Segment Open
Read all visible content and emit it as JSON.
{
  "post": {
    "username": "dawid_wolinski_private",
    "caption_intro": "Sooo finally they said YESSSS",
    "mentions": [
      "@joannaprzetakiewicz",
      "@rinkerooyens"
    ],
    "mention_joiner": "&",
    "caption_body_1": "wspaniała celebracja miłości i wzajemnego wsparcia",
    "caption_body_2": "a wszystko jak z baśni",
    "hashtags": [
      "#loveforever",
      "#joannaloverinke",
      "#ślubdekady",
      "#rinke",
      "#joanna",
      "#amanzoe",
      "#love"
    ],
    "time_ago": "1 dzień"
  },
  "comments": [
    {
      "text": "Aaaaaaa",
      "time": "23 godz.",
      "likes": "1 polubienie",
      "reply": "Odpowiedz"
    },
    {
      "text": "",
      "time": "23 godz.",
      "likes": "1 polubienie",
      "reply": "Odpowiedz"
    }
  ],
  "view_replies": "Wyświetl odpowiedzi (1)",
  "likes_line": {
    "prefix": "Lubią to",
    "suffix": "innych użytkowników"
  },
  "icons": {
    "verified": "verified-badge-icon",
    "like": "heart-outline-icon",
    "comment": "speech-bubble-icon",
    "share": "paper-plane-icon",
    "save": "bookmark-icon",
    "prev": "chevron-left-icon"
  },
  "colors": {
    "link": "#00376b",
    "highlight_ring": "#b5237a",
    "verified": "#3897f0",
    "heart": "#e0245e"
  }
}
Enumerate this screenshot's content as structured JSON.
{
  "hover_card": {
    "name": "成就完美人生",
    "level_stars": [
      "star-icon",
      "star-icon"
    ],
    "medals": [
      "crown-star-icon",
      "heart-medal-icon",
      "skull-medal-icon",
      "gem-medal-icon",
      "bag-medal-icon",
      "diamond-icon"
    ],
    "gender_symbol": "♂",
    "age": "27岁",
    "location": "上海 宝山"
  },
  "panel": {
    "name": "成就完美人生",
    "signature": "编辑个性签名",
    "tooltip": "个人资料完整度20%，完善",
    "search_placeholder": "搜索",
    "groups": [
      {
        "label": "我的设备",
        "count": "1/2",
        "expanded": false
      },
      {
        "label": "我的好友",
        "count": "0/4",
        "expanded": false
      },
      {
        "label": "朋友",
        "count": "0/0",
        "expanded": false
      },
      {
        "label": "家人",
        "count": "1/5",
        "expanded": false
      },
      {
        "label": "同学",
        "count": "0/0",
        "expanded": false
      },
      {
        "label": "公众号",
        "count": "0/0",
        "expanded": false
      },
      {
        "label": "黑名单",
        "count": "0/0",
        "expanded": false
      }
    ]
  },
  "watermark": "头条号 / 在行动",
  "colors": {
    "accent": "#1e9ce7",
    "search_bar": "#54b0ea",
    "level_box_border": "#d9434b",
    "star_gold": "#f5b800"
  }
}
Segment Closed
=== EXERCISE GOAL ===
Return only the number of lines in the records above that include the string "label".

=== ANSWER TO THIS TASK ===
7